What are Europe’s top ten active adventures?
I am currently stationed in Naples, Italy for another year and a half. Can you list ten things that I should accomplish in Europe while I'm here? I love to travel and fish and I am more concerned with seeing the natural beauty of the continent than anything else.BlakeNaples, Italy
As much as I enjoy living in the mountains of western North Carolina, I have to say I'm a little jealous of your zip code (or “codice di avviamento postale,” as the locals might say). So you're basically looking for a manlier, outdoorsier, version of Eat, Pray, Love huh? Well, how about a top ten guide for someone who wants to Sweat, Play, Rove through Europe? (That sound you hear is me patting myself on the shoulder for the clever play on words.) Here goes:

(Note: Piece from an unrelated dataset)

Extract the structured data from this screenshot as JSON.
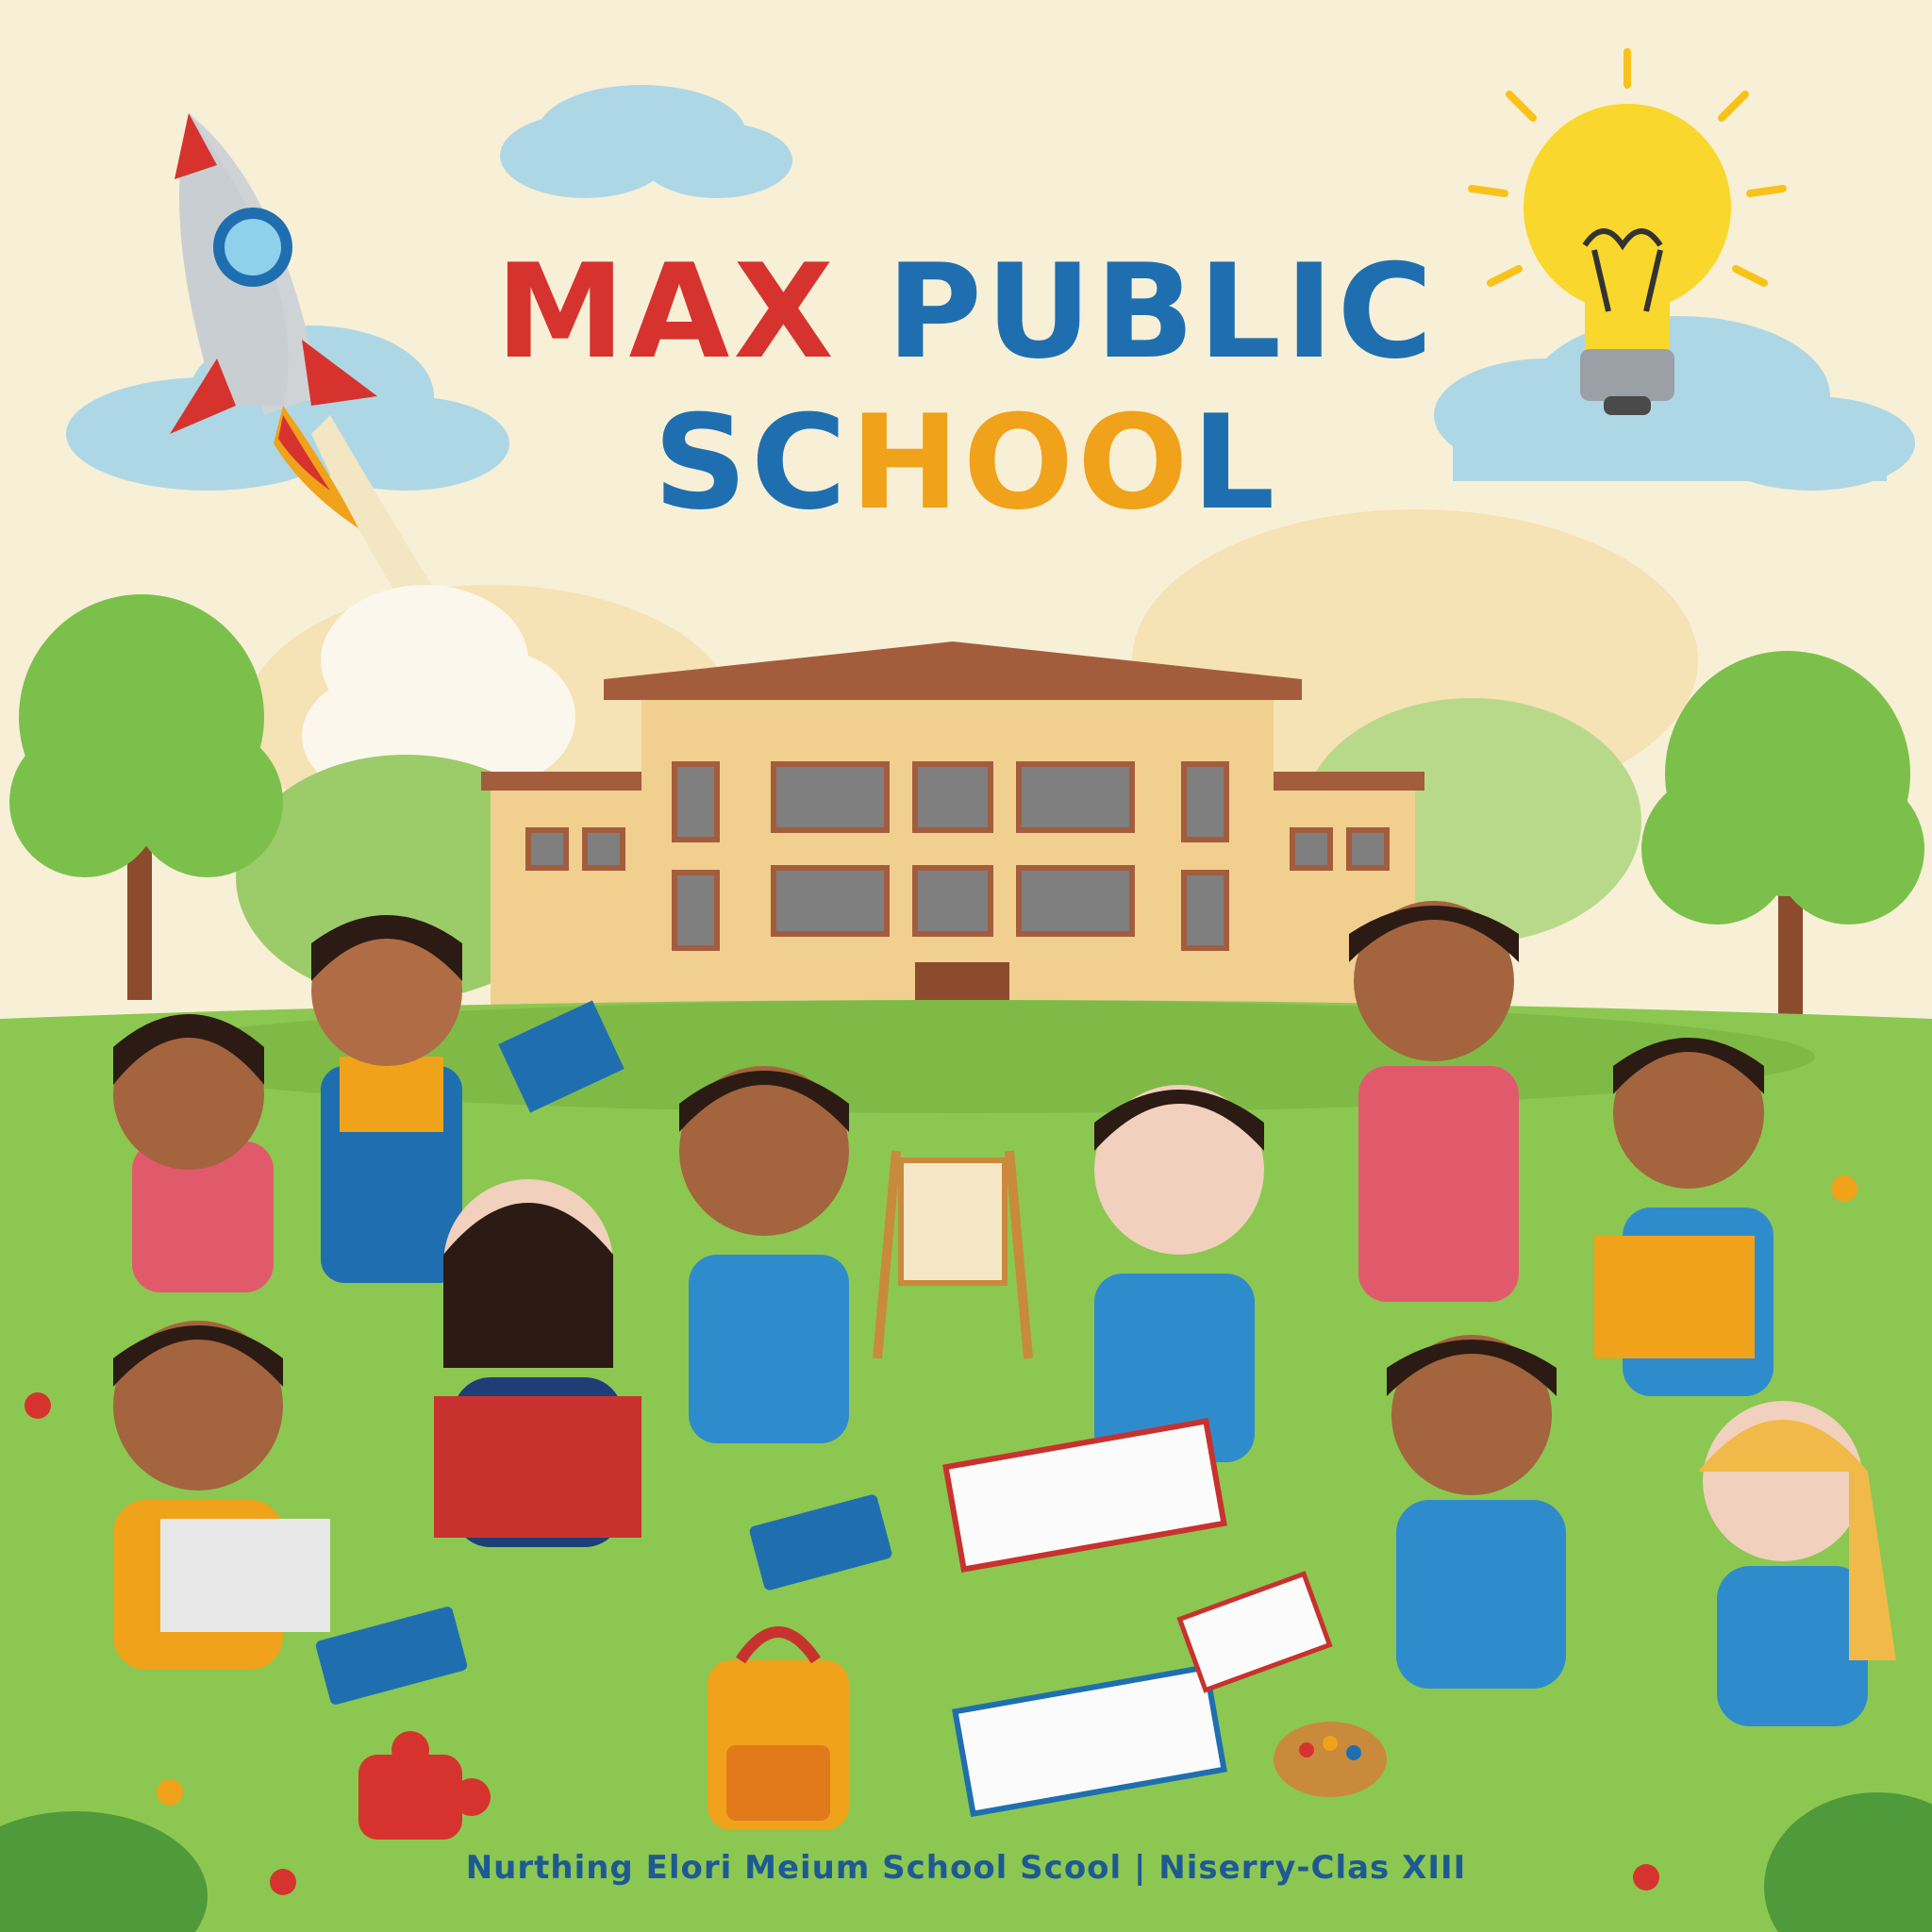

The MatterhornThe Matterhorn
1. Ski a Glacier
In the winter, there's nothing more liberating than carving down the wide-open high glaciers of the Alps, with the rest of the world stretching below you. In the summer, it's simply awesome to be able to ski. Stubai in Austria is one of Europe's premier on- and off-piste glacier destinations, just outside of Innsbruck.
2. Drive a Canal Boat Through Southern France
There isn't a more romantic vacation than driving a boat for a week down the magnificent, tree-lined 300-year-old Canal du Midi, which connects the Atlantic and Mediterranean through Southern France. Le Boat, plans tours and offers boat rentals starting at $567 per week.
3. Learn to Cook in Tuscany
Sip wine from a basket bottle and master the simple techniques that transform staples like tomatoes, pecorino cheese, beans, olive oil, and mushrooms into high cuisine (and you into a cooking dynamo). The Italian Cookery Course runs a seven-day cooking school and culinary tour, starting at $2,950 per person.
4. Conquer the Matterhorn
This 14,690-foot shark's fin of gneiss on the Swiss-Italian border is Europe's most imposing peak. International Mountain Guides will lead you to the top, if you dare. You'll train with them for nearly a week on similar mountains beforehand. Prices start at $3,500.
5. Walk in the Footsteps of the Great English Poets
The stark beauty of the Lake District in England has inspired artists and poets since the likes of Coleridge, Wordsworth, and Tennyson wandered its bare, rolling hills in the 18th century. Take an inn-to-inn walking tour, eating pub grub, and visiting the haunts of these legendary figures along the way. Plan your own trip to save money, or use a service like English Lakeland Ramblers, which organizes seven-day walks for $3,175, all-inclusive.
6. Drive the Autobahn in a Porsche
Porsche. Autobahn. Need I say more? Auto Europe rents them for $750 a day.
7. Flamenco Dance in Spain
Flamenco, the dramatic, foot-stamping exotic folk-dance of Southern Spain. The company Go Learn To leads several different excursions to Andalucia for flamenco dance lessons—lasting from a weekend to week-long, and starting at about $200 per person.
8. Land a Salmon fit for a Viking God
Fly-fishing in the frigid, barren rivers of Iceland is truly Beowulf-worthy, with salmon that grow larger than 20 pounds and fight like a shark. The season runs from June to September. Iceland Angling Travel will lead you, starting around $500 for a one-person trip (or $300 each for a two-person trip).
9. Yodel from the Top of the Alps
You'll feel like you've been dropped into The Sound of Music as you ascend the flower-filled alpine meadows of the Alps in summer, and when you reach a ridge crest, you can't help but want to break into a yodel (and then brag to everyone at home that you did it). One of the best starting points for a day hike is Zermatt. Follow the ten-mile round-trip Höhenweg Höhbalmen from town, offering glimpses of the Matterhorn. Stay at the Coeur des Alpes, a swanky B&B carved into the mountainside, which starts at $174 per night.
10. Make a Crop Circle, and Freak out an Entire Continent
Nothing like sneaking into a wheat field at night, making a crop circle shaped like Ned Flanders, and watching the alien conspiracy theories spread across all of Europe the next day. Good times. The web site How Stuff Works diagrams the way to do it properly.